Public Health England (PHE) said in a Bavarian Nordic press release that the IMVANEX smallpox vaccine will be used to vaccinate healthcare workers treating English patients and those involved in the current monkeypox cases.
Monkeypox is a febrile rash illness caused by the monkeypox virus.
At this time, there are no PHE approved vaccines for the prevention of monkeypox. IMVANEX is not officially approved for commercial treatment of monkeypox at this time.
However, in the past when smallpox vaccines were routinely administered, they were shown to be highly efficacious in preventing monkeypox, said this press release.
Bavarian Nordic said it will work closely with PHE to ensure a sufficient and rapid supply of additional vaccines, should the need arise.
Only a few days after the first case, a 2nd unrelated case was reported in the UK.
According to PHE, both patients are believed to have acquired the infection in Nigeria, which recently experienced a large outbreak of monkeypox.
Monkeypox is similar to human smallpox, although it is less transmissible human-to-human and less deadly with an estimated fatality rate of 1-10 percent.
Currently, a field study is ongoing to evaluate IMVANEX (also known as IMVAMUNE) for the prevention of monkeypox in the Democratic Republic of the Congo, where the virus is naturally occurring and is known to infect humans.
The study, which is conducted in collaboration between Bavarian Nordic, local health authorities and the U.S. Centers for Disease Control and Prevention (CDC) who is also the sponsor of the study, has enrolled over 1,000 healthcare and frontline workers who in their daily work are at high risk of being infected with the virus.
Additional information on monkeypox, the reported cases in England, and the ongoing clinical study in the Democratic Republic of Congo is available at these links:

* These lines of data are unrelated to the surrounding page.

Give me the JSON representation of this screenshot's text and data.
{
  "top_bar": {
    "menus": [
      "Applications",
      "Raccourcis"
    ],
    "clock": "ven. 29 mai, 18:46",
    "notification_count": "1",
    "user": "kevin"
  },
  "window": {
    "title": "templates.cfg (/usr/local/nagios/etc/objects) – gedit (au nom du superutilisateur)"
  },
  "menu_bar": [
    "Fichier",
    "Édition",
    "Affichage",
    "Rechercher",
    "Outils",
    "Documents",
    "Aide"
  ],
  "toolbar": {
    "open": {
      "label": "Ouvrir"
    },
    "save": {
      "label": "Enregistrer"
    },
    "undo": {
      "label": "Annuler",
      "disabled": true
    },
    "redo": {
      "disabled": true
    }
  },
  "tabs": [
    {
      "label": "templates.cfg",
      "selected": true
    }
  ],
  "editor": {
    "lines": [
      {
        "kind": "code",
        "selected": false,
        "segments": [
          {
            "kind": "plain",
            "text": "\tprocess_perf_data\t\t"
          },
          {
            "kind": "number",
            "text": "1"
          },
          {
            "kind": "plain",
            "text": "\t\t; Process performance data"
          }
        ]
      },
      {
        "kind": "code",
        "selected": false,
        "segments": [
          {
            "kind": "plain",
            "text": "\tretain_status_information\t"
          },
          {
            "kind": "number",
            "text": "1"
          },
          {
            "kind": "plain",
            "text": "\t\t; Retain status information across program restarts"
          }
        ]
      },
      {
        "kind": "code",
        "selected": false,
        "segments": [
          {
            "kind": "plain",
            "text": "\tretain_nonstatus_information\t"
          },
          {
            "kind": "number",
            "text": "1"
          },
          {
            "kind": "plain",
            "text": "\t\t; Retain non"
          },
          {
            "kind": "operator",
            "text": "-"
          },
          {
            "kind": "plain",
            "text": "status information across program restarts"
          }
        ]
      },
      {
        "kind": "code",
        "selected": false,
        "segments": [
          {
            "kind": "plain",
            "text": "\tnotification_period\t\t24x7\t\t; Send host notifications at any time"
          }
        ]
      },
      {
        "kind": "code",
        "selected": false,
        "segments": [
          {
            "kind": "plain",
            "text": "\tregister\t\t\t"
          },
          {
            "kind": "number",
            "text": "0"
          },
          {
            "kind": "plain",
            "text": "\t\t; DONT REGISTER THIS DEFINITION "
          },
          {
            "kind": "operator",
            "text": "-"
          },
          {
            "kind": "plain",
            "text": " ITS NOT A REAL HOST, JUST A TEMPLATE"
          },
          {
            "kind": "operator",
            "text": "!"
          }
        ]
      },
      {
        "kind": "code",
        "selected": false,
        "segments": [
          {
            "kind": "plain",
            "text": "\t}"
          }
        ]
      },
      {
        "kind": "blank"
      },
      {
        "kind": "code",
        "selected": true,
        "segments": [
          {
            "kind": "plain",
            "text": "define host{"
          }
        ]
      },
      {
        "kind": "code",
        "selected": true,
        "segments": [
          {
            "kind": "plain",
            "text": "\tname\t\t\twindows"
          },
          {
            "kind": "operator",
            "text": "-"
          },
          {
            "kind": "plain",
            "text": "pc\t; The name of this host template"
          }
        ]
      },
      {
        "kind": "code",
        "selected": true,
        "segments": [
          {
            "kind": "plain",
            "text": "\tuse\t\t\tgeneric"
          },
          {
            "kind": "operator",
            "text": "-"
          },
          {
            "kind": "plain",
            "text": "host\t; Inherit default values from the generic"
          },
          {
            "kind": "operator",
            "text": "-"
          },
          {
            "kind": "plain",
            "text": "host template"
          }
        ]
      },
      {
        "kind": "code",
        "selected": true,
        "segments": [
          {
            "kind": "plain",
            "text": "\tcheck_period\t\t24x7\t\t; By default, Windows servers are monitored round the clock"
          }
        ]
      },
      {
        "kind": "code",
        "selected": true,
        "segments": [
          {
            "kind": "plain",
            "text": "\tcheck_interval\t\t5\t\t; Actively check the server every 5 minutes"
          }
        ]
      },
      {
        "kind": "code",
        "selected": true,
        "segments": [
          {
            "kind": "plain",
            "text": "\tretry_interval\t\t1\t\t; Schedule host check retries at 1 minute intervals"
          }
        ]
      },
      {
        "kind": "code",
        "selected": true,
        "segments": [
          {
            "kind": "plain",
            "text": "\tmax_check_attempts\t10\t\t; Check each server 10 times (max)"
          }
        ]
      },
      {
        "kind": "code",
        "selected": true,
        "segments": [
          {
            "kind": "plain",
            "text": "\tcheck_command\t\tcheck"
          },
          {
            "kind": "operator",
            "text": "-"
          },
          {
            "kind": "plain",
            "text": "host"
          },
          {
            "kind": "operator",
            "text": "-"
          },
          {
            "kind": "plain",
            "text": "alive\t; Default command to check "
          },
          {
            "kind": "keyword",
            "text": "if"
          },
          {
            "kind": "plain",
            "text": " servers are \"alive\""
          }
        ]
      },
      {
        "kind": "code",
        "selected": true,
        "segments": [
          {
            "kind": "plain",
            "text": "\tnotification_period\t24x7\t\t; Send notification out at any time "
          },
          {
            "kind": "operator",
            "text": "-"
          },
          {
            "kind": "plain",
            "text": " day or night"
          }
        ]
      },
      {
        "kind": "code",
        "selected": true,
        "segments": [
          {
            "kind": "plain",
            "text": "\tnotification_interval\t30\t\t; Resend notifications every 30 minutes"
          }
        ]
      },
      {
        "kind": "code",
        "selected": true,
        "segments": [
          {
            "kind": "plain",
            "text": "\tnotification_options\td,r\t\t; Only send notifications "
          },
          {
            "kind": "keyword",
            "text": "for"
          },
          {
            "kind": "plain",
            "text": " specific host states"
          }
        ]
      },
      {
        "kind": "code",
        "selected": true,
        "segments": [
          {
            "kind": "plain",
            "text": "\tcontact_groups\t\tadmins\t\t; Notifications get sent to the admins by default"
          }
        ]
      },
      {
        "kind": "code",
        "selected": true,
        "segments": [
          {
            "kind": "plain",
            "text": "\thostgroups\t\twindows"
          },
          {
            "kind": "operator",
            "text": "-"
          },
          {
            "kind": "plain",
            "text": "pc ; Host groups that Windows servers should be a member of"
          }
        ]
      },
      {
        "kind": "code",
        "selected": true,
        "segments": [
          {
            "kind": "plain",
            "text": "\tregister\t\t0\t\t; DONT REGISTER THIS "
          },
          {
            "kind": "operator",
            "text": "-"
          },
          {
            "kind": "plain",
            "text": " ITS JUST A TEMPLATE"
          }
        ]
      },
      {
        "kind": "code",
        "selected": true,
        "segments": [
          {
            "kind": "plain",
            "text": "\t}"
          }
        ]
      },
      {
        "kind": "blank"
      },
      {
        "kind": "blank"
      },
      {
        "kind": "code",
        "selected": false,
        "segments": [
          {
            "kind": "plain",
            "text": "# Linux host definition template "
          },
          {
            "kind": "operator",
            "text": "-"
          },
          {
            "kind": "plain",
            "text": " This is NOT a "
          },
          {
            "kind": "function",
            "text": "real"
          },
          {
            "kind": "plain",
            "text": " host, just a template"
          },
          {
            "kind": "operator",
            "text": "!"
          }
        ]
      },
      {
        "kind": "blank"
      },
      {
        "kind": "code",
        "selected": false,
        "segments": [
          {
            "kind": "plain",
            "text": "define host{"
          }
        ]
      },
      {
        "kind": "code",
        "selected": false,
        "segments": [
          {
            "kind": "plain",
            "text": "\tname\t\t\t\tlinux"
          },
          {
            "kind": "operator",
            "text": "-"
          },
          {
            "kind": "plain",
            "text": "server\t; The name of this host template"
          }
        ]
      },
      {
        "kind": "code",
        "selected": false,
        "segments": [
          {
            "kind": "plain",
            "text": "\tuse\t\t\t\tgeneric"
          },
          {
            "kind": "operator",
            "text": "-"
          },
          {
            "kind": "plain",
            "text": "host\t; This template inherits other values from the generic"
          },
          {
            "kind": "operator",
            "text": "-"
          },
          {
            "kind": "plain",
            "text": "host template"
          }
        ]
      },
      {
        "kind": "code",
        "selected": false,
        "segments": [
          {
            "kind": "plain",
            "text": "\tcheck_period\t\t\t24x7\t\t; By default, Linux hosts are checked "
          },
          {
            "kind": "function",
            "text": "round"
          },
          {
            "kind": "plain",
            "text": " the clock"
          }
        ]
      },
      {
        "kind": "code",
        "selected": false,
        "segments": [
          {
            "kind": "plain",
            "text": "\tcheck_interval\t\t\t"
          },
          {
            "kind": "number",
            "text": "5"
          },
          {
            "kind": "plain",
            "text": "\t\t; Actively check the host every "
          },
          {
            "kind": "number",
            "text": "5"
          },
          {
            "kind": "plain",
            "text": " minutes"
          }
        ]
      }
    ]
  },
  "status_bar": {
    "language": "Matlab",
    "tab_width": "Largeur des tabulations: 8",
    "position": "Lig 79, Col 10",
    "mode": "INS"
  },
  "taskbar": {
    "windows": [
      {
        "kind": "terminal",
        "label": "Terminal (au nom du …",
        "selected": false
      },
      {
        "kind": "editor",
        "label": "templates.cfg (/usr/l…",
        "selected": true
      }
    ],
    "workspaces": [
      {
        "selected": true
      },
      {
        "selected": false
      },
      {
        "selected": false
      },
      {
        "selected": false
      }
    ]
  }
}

Bavarian Nordic is a fully integrated biotechnology company focused on the development of innovative and safe therapies against cancer and infectious diseases.